The Southern "filibuster" - marathon debate - now entering its fourth week in the United States Senate, is to continue.
GV FXT..Capitol building.
GV Queue wait to enter galleries.
MV Group of 'Southerners' with Senator Richard Russell of Georgia (centre front row) with Senators from Oklahoma, Virginia, flanking.
CLOSER V..Senator Russell.
MV Group with Russell rising.
CU Russell speaks.
CU Senator John Kennedy, Presidential candidate.
CU Russell talks.
Script is copyright Reuters Limited. All rights reserved
Background: The Southern "filibuster" - marathon debate - now entering its fourth week in the United States Senate, is to continue. A Mar.10 cloture motion to limit the debate on the Civil Rights Bill was defeated by 53 votes to 42.
Led by 62-year old Senator Richard Russell of Georgia, a bloc of Democratic Senators from the 'Deep South' are attempting to bloc passage of President Eisenhower's seven-point Civil Rights Bill.
Since the eighteen Southerners began their marathon round-the-clock debate Feb. 30, rooms and corridors in the Senate Building have taken on the appearance of a casualty clearance station. Temporary beds have been erected for opposing Senators to snatch a quick sleep between quorum calls. Working in relays the Southern Senators have the Senate in session on am almost non-stop basis, compelling the majority to be on hand to answer repeated quorum calls throughout the day and night.
The proposed bill - if passed - would ensure voting rights to Negroes, many of whom in the South are in effect deprived of these rights by state and city laws or by intimidation.
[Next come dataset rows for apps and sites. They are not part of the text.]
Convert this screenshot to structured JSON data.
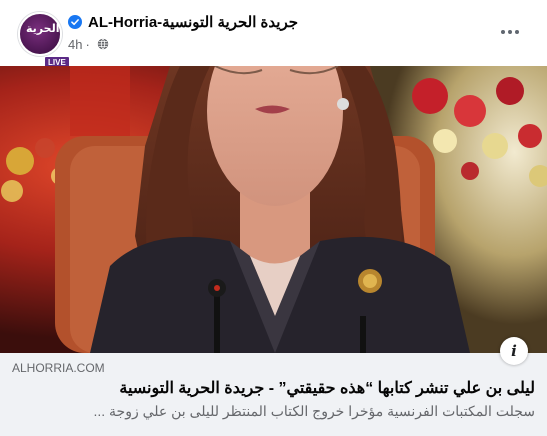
{
  "post": {
    "page_name": "AL-Horria-جريدة الحرية التونسية",
    "time": "4h",
    "separator": "·",
    "avatar_text": "الحرية",
    "live_badge": "LIVE",
    "verified_icon": "verified-badge-icon",
    "audience_icon": "globe-icon",
    "more_icon": "more-options-icon"
  },
  "link": {
    "domain": "ALHORRIA.COM",
    "title": "ليلى بن علي تنشر كتابها “هذه حقيقتي” - جريدة الحرية التونسية",
    "description": "سجلت المكتبات الفرنسية مؤخرا خروج الكتاب المنتظر لليلى بن علي زوجة ...",
    "info_icon": "info-icon"
  },
  "colors": {
    "verified": "#1877f2",
    "preview_bg": "#f0f2f5",
    "secondary_text": "#65676b"
  }
}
The 1957 Civil Rights Commission reported that only 25 per cent of Negroes of voting age in the Southern States are registered, while 62 per cent of the white people of 21 and over are on the electoral roll. Many devices, ranging from outright intimidation to literacy tests, are used to prevent Negroes from registering.